Organic chemistry is the study of the chemistry of carbon compounds. Why focus on carbon? Carbon has properties that give its chemistry unparalleled complexity. It forms four covalent bonds, which give it great flexibility in bonding. It makes fairly strong bonds with itself (a characteristic called catenation), allowing for the formation of large molecules; it also forms fairly strong bonds with other elements, allowing for the possibility of a wide variety of substances. No other element demonstrates the versatility of carbon when it comes to making compounds. So an entire field of chemistry is devoted to the study of the compounds and reactivity of one element.

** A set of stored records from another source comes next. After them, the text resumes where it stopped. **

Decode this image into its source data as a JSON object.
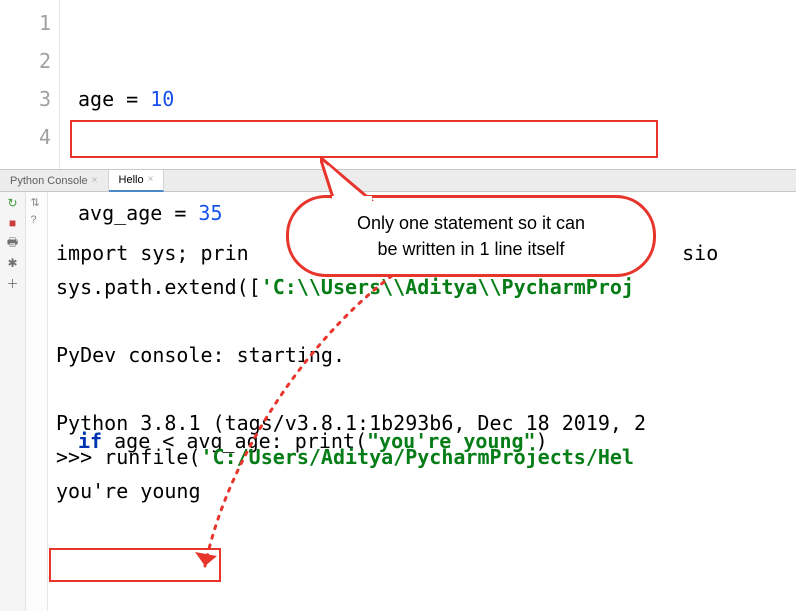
{
  "editor": {
    "lines": {
      "l1": "1",
      "l2": "2",
      "l3": "3",
      "l4": "4"
    },
    "code": {
      "assign1_var": "age",
      "assign1_eq": " = ",
      "assign1_val": "10",
      "assign2_var": "avg_age",
      "assign2_eq": " = ",
      "assign2_val": "35",
      "kw_if": "if",
      "cond": " age < avg_age: ",
      "fn_print": "print",
      "open": "(",
      "str": "\"you're young\"",
      "close": ")"
    }
  },
  "tabs": {
    "t1": "Python Console",
    "t2": "Hello"
  },
  "console": {
    "import_prefix": "import sys; prin",
    "import_suffix": "sio",
    "syspath_prefix": "sys.path.extend([",
    "syspath_str": "'C:\\\\Users\\\\Aditya\\\\PycharmProj",
    "pydev": "PyDev console: starting.",
    "pyver": "Python 3.8.1 (tags/v3.8.1:1b293b6, Dec 18 2019, 2",
    "prompt": ">>> ",
    "runfile_fn": "runfile(",
    "runfile_str": "'C:/Users/Aditya/PycharmProjects/Hel",
    "output": "you're young"
  },
  "callout": {
    "line1": "Only one statement so it can",
    "line2": "be written in 1 line itself"
  },
  "icons": {
    "rerun": "rerun-icon",
    "stop": "stop-icon",
    "print": "print-icon",
    "settings": "settings-icon",
    "add": "add-icon",
    "help": "help-icon"
  }
}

It was thought that organic compounds could only be manufactured in living organisms, and chemistry was divided into the subfields of inorganic and organic on this basis. This subdivision persists today, but the definition of organic has changed in response to the discovery of numerous ways to make organic compounds from inorganic starting materials. Biochemistry is the study of chemical elements found in living systems, and how these elements combine to form molecules and collections of molecules which carry out the biological functions and behaviors that we associate with life.